Cultivating Cultures for Ethical STEM (CCE STEM) funds research projects that identify: (1) factors that are effective in the formation of ethical STEM researchers and (2) approaches to developing those factors in all the fields of science and engineering supported by NSF. CCE STEM solicits proposals for research exploring the following: ‘What constitutes responsible conduct for research (RCR), and which cultural and institutional contexts promote ethical STEM research and practice and why?' Factors one might consider include: honor codes, professional ethics codes and licensing requirements, an ethic of service and/or service learning, life-long learning requirements, curricula or memberships in organizations (e.g. Engineers without Borders) that stress responsible conduct for research, institutions that serve under-represented groups, institutions where academic and research integrity are cultivated at multiple levels, institutions that cultivate ethics across the curriculum, or programs that promote group work, or do not grade. Do certain labs have a ‘culture of academic integrity'? What practices contribute to the establishment and maintenance of ethical cultures and how can these practices be transferred, extended to, and integrated into other research and learning settings?
Successful proposals typically have a comparative dimension, either between or within institutional settings that differ along these or among other factors, and they specify plans for developing interventions that promote the effectiveness of identified factors.
CCE STEM research projects will use basic research to produce knowledge about what constitutes or promotes responsible or irresponsible conduct of research, and how to best instill students with this knowledge. In some cases, projects will include the development of interventions to ensure responsible research conduct. Proposals for awards from minority-serving institutions (e.g. Tribal Colleges and Universities, Historically Black Colleges and Universities, Hispanic-Serving Institutions, Alaska Native or Native Hawaiian Serving Institutions), women's colleges, and institutions primarily serving persons with disabilities are strongly encouraged.

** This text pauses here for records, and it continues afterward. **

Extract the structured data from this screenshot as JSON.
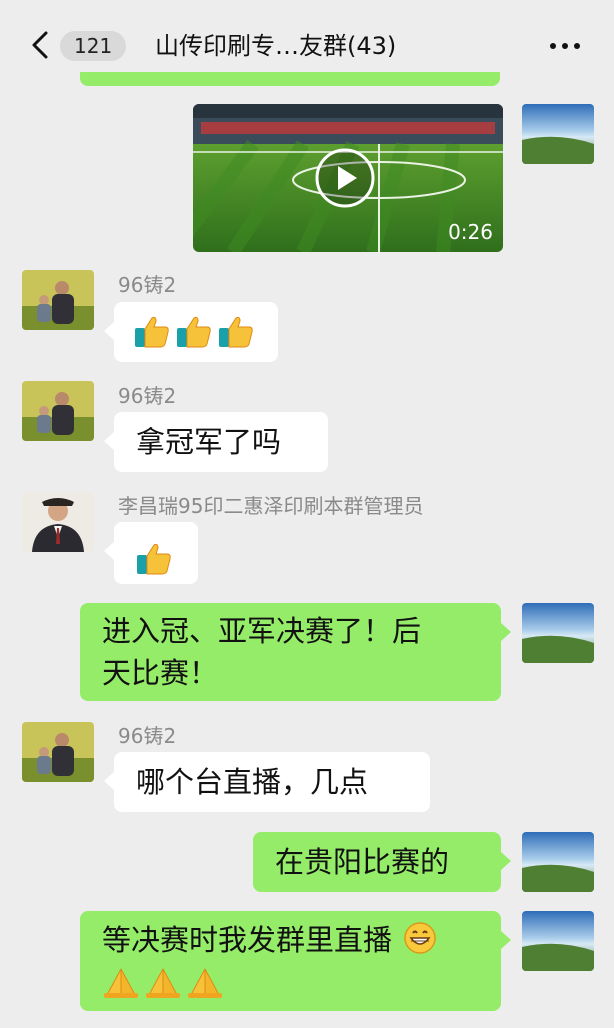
{
  "header": {
    "unread_count": "121",
    "title": "山传印刷专…友群(43)"
  },
  "messages": [
    {
      "type": "video",
      "from": "me",
      "duration": "0:26"
    },
    {
      "type": "emoji",
      "from": "other",
      "sender": "96铸2",
      "emojis": [
        "thumbs-up",
        "thumbs-up",
        "thumbs-up"
      ]
    },
    {
      "type": "text",
      "from": "other",
      "sender": "96铸2",
      "text": "拿冠军了吗"
    },
    {
      "type": "emoji",
      "from": "other",
      "sender": "李昌瑞95印二惠泽印刷本群管理员",
      "emojis": [
        "thumbs-up"
      ]
    },
    {
      "type": "text",
      "from": "me",
      "lines": [
        "进入冠、亚军决赛了！后",
        "天比赛！"
      ]
    },
    {
      "type": "text",
      "from": "other",
      "sender": "96铸2",
      "text": "哪个台直播，几点"
    },
    {
      "type": "text",
      "from": "me",
      "text": "在贵阳比赛的"
    },
    {
      "type": "text",
      "from": "me",
      "text": "等决赛时我发群里直播",
      "emojis": [
        "grin",
        "folded-hands",
        "folded-hands",
        "folded-hands"
      ]
    }
  ],
  "colors": {
    "outgoing_bubble": "#95ec69",
    "incoming_bubble": "#ffffff",
    "background": "#ededed"
  }
}
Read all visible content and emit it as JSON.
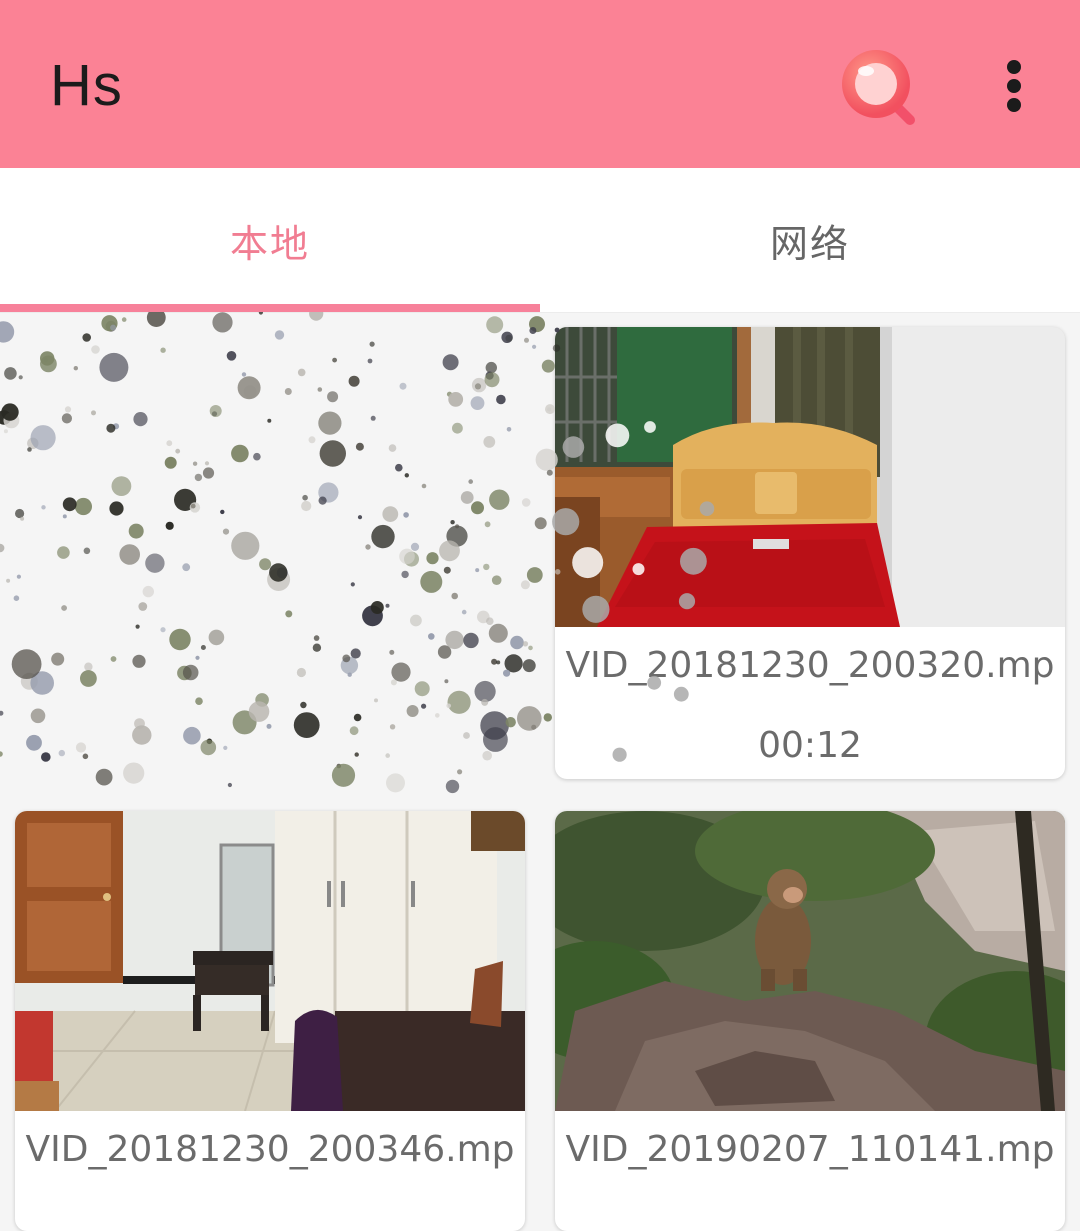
{
  "app": {
    "title": "Hs"
  },
  "toolbar": {
    "search_icon": "search-icon",
    "more_icon": "more-vert-icon"
  },
  "tabs": [
    {
      "label": "本地",
      "selected": true
    },
    {
      "label": "网络",
      "selected": false
    }
  ],
  "videos": [
    {
      "name": "VID_20181230_200320.mp",
      "duration": "00:12",
      "thumbnail": "bedroom with red bedspread"
    },
    {
      "name": "VID_20181230_200346.mp",
      "thumbnail": "room with wardrobe and mirror"
    },
    {
      "name": "VID_20190207_110141.mp",
      "thumbnail": "monkey sitting on rocks"
    }
  ],
  "colors": {
    "appbar": "#fb8295",
    "accent": "#f17d92",
    "tab_inactive": "#666666",
    "indicator": "#f7819a"
  }
}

University is limited to one proposal.
|UIC Letter of Intent||
October 5, 2018
|UIC Internal Competition||
|Sponsor Letter of Intent||
February 22, 2019
Letter of Intent
Depending upon the number of LOIs submitted, OVCR might be required to facilitate an internal peer review process to select UIC’s submission(s) to this program. White paper instructions will distributed to those who have submitted LOIs.
DEADLINES FOR LOIs and WHITE PAPERS ARE 12:00 PM (NOON) CHICAGO TIME
Please contact RDS at RDS@uic.edu or 312-996-8348 with any questions.
If an authorized principal investigator is not listed above, please consider the limited competition still open. Contact RDS@uic.edu for further information.